The convenience of this approach is it puts you at the center of the narrative. It allows you to believe that you are somehow so significant that people in high places are actively plotting against you.
Jump to comments
Presented by

Ta-Nehisi Coates is a national correspondent at The Atlantic, where he writes about culture, politics, and social issues. He is the author of the memoir The Beautiful Struggle.

Get Today's Top Stories in Your Inbox (preview)

What's the Number One Thing We Could Do to Improve City Life?

A group of journalists, professors, and non-profit leaders predict the future of livable, walkable cities


Elsewhere on the web

Join the Discussion

After you comment, click Post. If you’re not already logged in you will be asked to log in or register. blog comments powered by Disqus

Video

Adventures in Legal Weed

Colorado is now well into its first year as the first state to legalize recreational marijuana. How's it going? James Hamblin visits Aspen.

Video

What Makes a Story Great?

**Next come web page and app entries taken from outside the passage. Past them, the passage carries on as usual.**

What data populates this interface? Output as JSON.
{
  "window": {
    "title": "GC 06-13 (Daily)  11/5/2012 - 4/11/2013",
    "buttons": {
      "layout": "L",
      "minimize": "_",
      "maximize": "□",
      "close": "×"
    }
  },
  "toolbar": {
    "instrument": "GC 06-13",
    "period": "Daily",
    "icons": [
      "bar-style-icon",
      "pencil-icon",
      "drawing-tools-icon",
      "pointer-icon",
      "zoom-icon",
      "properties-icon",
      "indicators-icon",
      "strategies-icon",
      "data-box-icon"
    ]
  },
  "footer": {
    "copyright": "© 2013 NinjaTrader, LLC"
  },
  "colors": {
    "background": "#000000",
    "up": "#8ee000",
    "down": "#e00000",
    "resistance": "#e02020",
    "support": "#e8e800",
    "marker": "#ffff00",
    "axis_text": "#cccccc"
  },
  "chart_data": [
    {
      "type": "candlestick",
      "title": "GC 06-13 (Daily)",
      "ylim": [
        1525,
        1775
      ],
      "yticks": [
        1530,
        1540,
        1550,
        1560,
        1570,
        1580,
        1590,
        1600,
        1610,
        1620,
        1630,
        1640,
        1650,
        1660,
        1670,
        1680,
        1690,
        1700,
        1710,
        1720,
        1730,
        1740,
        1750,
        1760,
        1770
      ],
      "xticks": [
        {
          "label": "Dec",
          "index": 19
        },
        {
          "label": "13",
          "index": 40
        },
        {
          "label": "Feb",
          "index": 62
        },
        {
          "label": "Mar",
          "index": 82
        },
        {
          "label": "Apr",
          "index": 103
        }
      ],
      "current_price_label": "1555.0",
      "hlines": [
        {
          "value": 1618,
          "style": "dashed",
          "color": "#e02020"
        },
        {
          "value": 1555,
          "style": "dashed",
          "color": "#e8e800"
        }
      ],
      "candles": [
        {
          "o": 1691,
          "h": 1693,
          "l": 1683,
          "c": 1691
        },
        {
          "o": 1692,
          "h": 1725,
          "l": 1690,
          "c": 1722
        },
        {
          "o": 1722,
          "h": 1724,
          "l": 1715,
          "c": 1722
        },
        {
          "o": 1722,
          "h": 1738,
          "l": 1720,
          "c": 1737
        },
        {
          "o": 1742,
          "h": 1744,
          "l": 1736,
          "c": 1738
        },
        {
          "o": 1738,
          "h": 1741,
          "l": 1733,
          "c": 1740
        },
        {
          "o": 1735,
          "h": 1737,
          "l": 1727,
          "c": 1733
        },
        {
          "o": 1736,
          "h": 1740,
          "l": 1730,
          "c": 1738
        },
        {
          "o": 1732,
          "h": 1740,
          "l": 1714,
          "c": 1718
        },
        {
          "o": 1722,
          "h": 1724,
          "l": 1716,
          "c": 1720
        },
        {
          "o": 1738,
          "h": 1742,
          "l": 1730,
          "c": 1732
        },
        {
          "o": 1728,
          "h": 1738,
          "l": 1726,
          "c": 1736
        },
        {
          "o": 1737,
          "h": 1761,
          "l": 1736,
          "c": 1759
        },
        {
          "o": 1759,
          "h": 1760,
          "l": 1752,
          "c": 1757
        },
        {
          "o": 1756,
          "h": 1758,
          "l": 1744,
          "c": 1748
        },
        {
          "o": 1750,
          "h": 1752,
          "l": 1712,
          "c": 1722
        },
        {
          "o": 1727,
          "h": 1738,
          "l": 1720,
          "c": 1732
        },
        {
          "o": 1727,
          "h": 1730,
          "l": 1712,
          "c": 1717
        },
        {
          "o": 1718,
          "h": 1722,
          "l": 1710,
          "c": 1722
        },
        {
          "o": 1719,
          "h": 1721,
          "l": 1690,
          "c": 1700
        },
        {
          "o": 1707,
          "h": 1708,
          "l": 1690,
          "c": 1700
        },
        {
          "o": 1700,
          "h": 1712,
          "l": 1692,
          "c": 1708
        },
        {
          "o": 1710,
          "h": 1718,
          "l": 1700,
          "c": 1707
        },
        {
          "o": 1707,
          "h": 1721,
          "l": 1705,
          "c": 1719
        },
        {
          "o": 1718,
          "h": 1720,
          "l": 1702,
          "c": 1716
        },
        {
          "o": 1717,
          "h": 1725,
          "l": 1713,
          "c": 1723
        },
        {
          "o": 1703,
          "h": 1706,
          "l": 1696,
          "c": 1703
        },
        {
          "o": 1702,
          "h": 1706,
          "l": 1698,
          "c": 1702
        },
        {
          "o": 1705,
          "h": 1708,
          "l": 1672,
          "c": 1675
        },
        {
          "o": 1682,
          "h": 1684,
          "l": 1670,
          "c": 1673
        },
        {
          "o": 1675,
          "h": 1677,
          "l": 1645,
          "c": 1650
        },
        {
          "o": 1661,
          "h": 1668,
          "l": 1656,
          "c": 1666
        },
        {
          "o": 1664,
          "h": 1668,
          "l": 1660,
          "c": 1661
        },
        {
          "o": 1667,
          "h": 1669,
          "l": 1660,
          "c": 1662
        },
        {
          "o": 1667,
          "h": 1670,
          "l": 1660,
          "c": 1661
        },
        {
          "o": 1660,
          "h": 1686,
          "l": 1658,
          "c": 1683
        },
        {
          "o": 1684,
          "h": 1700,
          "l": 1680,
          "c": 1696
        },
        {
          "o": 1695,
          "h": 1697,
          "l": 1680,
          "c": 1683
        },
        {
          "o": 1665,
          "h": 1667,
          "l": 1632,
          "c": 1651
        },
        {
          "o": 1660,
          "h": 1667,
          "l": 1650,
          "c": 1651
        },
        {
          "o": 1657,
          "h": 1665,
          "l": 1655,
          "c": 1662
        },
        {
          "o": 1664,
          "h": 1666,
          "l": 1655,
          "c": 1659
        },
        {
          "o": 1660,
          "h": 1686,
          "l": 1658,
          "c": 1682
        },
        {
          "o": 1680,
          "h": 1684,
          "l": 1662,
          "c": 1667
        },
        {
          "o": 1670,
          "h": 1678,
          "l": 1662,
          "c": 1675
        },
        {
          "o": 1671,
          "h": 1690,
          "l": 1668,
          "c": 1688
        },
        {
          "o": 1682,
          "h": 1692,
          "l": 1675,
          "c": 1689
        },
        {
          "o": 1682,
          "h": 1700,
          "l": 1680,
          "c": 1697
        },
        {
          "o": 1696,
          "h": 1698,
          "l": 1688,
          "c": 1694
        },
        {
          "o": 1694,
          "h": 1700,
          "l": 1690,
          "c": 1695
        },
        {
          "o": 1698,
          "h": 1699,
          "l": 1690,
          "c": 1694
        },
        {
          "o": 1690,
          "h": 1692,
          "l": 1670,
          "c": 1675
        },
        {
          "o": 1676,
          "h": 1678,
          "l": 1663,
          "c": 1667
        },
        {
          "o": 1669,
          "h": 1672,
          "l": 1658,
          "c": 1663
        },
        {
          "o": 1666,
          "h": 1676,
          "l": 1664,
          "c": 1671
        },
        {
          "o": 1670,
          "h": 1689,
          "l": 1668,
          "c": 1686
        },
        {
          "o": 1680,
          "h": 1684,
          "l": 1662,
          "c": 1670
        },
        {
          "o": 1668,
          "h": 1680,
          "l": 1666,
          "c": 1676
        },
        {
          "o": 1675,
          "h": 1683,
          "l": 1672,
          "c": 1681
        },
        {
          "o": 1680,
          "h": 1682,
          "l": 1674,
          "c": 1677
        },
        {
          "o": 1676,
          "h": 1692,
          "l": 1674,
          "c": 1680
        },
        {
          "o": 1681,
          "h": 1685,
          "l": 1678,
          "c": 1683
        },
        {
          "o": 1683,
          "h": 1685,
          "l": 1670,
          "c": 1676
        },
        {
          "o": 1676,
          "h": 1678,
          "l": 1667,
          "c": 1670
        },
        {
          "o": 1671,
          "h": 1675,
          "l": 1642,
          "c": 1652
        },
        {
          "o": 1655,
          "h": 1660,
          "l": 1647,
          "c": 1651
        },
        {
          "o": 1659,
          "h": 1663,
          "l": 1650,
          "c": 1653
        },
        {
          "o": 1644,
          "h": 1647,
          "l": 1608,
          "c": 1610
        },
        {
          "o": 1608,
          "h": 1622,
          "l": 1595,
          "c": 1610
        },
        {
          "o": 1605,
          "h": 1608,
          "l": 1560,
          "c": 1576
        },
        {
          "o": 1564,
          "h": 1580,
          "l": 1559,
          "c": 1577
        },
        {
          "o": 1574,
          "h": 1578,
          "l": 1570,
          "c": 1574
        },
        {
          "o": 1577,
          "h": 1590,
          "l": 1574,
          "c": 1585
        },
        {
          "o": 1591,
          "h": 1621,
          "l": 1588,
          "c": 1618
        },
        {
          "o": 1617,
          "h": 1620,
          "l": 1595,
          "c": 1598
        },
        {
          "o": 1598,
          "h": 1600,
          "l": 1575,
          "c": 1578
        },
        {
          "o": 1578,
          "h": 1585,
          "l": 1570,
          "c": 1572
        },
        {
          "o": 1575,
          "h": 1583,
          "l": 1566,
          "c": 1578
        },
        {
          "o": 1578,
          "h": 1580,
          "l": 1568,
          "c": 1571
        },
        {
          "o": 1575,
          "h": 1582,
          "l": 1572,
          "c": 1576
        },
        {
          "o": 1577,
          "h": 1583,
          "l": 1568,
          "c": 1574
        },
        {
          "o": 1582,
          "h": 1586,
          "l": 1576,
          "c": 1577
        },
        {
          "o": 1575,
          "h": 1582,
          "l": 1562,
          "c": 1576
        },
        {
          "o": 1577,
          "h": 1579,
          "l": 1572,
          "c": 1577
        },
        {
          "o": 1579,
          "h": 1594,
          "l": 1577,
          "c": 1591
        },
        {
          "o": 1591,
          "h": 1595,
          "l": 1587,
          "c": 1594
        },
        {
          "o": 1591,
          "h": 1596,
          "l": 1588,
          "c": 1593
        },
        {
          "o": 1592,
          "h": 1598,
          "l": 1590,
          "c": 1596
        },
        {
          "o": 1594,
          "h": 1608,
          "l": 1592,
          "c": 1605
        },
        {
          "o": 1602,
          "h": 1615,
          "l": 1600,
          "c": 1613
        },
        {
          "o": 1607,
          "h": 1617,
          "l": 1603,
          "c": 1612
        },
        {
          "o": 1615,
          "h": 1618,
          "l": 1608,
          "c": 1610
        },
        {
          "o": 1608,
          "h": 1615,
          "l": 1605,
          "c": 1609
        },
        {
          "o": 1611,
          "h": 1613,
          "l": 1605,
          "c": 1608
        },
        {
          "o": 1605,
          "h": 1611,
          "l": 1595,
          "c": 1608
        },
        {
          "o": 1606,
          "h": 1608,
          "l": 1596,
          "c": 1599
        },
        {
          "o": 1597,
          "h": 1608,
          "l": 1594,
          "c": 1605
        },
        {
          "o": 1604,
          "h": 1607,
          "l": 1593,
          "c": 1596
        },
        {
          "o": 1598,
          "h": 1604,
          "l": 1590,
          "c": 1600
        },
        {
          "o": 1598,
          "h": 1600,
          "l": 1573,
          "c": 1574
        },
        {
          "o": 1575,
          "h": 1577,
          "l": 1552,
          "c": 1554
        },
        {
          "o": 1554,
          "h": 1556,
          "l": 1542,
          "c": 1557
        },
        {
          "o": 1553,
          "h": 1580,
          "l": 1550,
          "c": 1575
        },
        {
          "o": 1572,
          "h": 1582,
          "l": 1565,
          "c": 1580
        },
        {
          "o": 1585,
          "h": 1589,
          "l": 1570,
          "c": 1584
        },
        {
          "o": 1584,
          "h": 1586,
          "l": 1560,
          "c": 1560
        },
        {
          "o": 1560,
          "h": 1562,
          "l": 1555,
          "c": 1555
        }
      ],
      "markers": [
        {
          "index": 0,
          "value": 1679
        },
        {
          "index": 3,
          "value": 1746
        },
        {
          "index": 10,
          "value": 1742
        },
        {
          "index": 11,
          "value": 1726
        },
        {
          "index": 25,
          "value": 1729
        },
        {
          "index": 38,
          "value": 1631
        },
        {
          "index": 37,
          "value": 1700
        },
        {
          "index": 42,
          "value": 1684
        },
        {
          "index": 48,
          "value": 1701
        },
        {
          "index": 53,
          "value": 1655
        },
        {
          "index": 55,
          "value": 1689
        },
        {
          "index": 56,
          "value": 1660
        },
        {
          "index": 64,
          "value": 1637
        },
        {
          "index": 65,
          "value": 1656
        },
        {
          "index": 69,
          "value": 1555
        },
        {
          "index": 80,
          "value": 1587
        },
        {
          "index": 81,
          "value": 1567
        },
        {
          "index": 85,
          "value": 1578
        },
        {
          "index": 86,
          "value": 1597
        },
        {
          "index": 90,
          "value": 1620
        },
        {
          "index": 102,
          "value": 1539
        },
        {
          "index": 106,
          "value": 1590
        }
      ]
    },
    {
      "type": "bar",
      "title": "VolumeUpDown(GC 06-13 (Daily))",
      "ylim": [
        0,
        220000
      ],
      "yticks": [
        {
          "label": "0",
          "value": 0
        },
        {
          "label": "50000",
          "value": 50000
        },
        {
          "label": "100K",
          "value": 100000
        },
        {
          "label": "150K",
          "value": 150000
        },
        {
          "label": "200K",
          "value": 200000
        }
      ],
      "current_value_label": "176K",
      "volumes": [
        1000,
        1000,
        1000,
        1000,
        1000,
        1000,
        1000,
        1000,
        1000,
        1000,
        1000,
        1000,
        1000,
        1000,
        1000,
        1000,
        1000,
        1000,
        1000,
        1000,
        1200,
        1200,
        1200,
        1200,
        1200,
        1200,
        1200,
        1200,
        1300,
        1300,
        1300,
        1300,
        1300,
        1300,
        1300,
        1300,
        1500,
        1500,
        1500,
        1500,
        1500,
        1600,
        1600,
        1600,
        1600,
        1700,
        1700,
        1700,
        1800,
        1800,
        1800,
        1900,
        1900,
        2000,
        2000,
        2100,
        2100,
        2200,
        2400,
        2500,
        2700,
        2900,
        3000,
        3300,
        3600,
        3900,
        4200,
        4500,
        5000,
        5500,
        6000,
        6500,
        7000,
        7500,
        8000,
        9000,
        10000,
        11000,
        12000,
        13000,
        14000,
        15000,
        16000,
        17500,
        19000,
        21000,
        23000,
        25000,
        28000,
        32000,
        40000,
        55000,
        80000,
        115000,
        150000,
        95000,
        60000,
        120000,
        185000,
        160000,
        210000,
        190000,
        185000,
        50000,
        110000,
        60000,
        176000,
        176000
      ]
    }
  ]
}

The storytellers behind House of CardsandThis American Life reflect on the creative process.

Video

Tracing Sriracha's Origin to Thailand

Ever wonder how the wildly popular hot sauce got its name? It all started in Si Racha.

Video

Where Confiscated Wildlife Ends Up

A government facility outside of Denver houses more than a million products of the illegal wildlife trade, from tigers and bears to bald eagles.

Video

Is Wine Healthy?

James Hamblin prepares to impress his date with knowledge about the health benefits of wine.

Video

The World's Largest Balloon Festival

Nine days, more than 700 balloons, and a whole lot of hot air

Writers

Up
Down

More in National

From This Author

Just In